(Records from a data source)
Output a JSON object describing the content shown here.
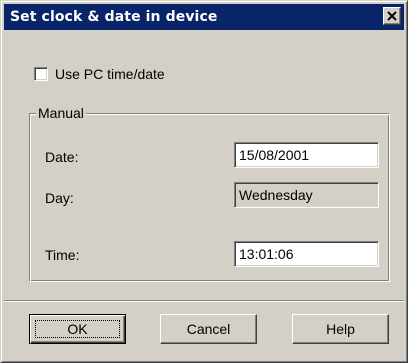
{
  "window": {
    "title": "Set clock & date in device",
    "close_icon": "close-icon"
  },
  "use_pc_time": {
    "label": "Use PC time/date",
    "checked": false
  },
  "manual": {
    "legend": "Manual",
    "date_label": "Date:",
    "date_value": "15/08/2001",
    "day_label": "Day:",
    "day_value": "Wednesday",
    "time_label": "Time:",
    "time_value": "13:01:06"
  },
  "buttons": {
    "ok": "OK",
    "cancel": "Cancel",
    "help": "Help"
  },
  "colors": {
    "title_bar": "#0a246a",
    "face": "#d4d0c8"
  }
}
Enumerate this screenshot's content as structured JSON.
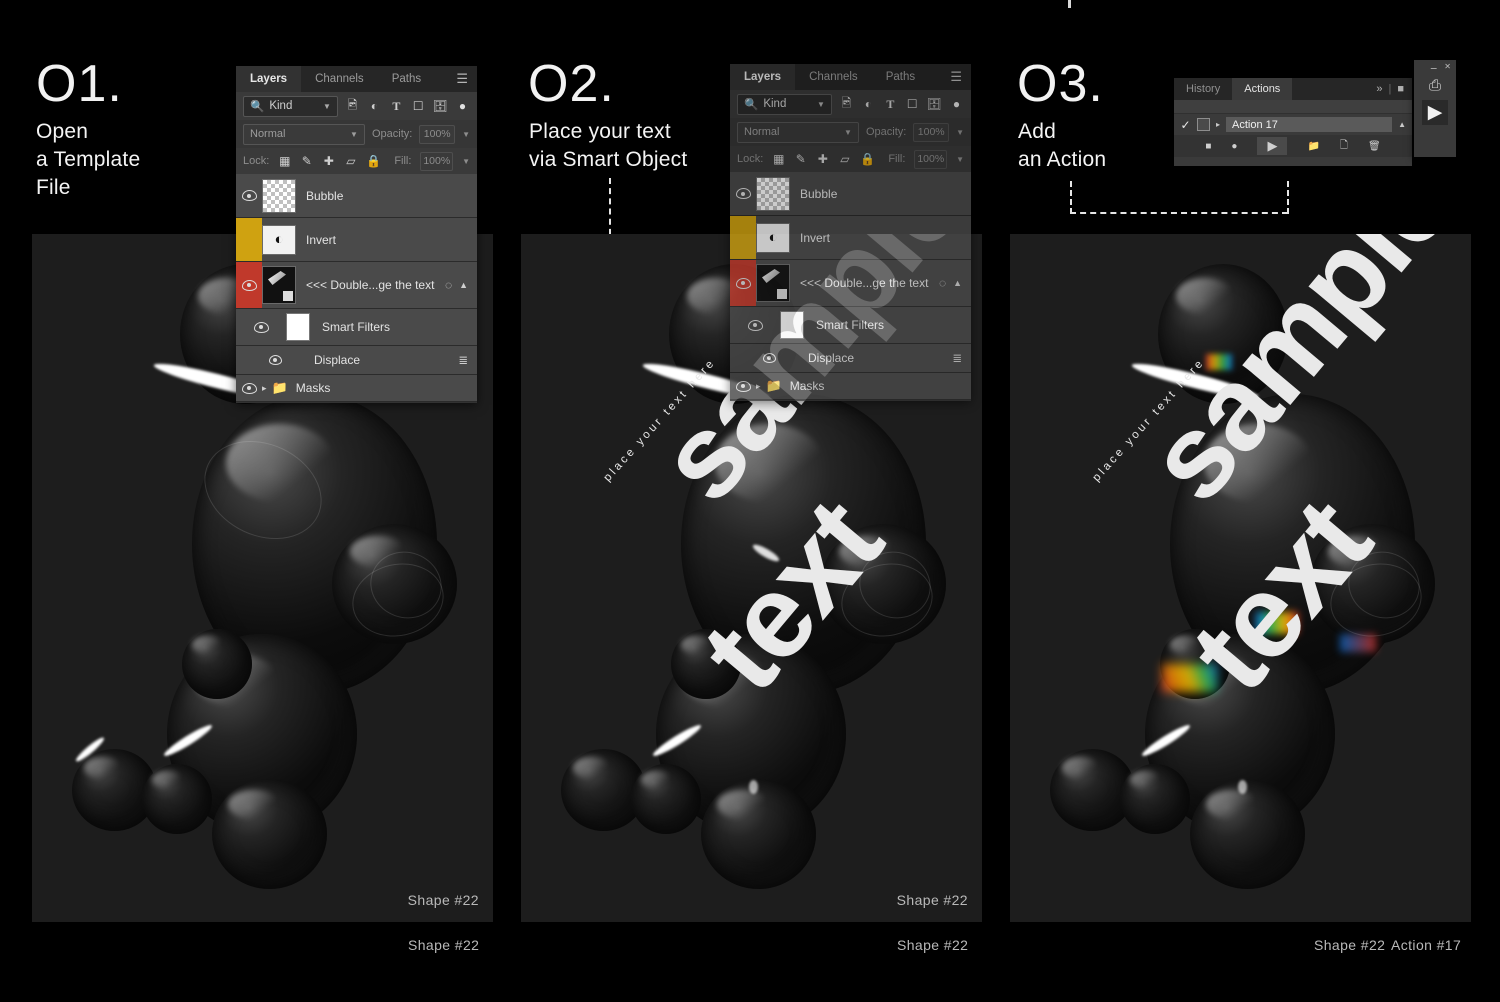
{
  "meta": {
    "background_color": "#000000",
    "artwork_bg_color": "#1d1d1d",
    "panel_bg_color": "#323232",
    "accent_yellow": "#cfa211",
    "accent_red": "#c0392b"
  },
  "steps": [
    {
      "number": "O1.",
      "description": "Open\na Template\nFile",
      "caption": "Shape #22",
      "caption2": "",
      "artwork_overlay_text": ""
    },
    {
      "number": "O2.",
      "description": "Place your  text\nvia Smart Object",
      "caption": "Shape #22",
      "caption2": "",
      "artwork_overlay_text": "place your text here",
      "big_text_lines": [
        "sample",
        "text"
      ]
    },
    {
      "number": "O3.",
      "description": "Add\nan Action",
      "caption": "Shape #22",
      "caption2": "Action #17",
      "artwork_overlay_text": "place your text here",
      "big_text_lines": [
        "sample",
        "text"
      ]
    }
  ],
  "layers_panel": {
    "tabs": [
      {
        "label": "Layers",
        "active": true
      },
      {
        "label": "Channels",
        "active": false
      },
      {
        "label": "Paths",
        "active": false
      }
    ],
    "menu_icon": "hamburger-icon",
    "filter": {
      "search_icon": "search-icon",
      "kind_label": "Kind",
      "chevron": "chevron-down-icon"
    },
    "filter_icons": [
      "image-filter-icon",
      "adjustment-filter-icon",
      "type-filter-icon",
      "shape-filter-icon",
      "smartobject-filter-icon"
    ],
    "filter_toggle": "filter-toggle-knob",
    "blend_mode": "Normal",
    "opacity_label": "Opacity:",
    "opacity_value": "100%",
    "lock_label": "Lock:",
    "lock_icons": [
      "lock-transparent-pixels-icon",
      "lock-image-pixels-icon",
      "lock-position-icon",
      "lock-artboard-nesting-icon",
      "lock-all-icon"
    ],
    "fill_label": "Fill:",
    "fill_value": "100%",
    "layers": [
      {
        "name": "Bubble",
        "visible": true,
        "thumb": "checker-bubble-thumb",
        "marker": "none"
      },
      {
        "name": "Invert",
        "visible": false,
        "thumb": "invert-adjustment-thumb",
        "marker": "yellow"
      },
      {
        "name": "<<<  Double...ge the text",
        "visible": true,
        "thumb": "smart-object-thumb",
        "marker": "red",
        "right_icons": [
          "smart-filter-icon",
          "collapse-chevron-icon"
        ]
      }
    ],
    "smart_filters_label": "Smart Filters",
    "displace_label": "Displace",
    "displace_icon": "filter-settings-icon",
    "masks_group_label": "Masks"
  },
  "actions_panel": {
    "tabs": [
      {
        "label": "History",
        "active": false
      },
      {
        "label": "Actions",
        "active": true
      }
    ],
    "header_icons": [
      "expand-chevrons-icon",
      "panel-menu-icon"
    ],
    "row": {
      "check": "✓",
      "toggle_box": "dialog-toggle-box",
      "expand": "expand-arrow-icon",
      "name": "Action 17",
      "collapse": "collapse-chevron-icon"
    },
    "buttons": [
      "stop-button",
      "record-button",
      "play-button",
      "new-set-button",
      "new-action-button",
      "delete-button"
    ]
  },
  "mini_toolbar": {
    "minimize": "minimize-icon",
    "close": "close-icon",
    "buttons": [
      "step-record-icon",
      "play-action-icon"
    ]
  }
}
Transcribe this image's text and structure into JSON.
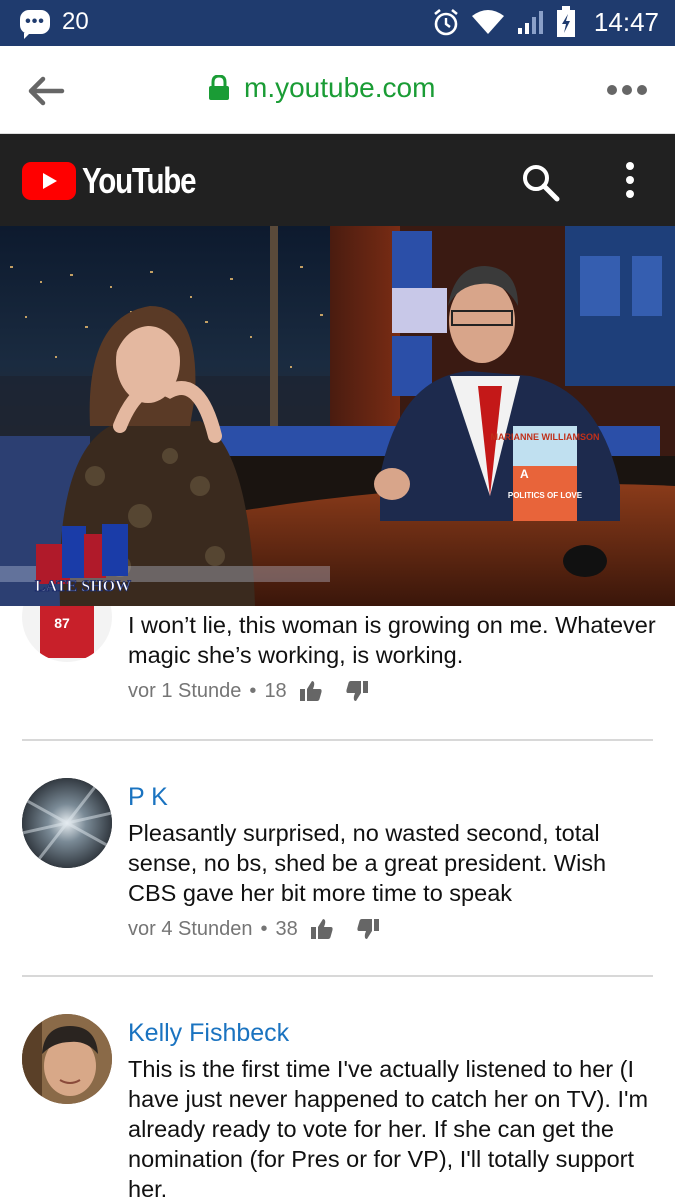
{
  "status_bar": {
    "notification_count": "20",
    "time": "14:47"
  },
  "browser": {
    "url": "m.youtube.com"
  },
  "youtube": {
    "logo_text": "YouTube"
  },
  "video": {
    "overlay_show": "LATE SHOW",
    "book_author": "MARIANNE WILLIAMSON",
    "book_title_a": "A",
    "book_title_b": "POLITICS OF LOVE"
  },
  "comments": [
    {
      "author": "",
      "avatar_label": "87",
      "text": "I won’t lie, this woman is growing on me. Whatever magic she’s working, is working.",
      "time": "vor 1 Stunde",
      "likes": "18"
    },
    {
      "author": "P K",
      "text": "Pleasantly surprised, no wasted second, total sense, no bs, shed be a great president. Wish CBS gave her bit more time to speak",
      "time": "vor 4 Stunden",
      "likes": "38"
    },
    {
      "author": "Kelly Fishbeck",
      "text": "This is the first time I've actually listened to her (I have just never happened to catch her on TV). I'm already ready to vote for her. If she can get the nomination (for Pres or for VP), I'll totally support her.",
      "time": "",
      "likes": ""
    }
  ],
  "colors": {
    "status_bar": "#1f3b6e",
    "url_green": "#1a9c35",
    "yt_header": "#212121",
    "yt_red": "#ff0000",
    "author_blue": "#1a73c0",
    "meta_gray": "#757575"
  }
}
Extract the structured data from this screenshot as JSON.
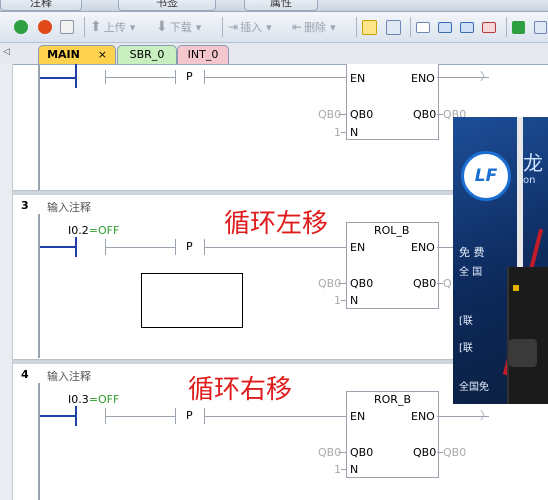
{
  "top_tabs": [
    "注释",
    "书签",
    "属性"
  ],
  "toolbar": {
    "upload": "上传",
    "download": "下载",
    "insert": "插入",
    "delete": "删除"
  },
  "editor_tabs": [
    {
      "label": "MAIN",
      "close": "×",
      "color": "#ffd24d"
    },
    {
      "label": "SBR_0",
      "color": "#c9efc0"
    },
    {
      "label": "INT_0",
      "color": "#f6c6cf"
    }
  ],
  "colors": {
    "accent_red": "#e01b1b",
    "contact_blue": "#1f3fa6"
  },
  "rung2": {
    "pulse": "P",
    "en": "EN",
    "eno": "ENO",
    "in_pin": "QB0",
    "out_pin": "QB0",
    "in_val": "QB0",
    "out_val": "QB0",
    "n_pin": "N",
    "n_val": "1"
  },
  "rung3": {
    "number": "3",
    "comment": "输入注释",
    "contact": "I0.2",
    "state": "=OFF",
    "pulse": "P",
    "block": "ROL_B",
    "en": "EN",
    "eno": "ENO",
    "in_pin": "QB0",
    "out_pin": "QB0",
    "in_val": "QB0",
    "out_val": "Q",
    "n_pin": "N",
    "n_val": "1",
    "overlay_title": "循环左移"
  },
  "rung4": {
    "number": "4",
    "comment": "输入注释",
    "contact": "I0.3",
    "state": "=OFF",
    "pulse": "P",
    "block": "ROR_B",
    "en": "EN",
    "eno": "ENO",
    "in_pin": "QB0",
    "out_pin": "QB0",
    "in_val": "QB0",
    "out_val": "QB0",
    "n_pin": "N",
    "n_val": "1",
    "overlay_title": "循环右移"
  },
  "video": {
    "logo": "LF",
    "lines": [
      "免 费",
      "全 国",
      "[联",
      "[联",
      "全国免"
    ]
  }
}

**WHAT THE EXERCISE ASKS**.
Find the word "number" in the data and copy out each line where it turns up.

**FINISHED TASK**.
      "number": "O1.",
      "number": "O2.",
      "number": "O3.",
    "number": "3",
    "number": "4",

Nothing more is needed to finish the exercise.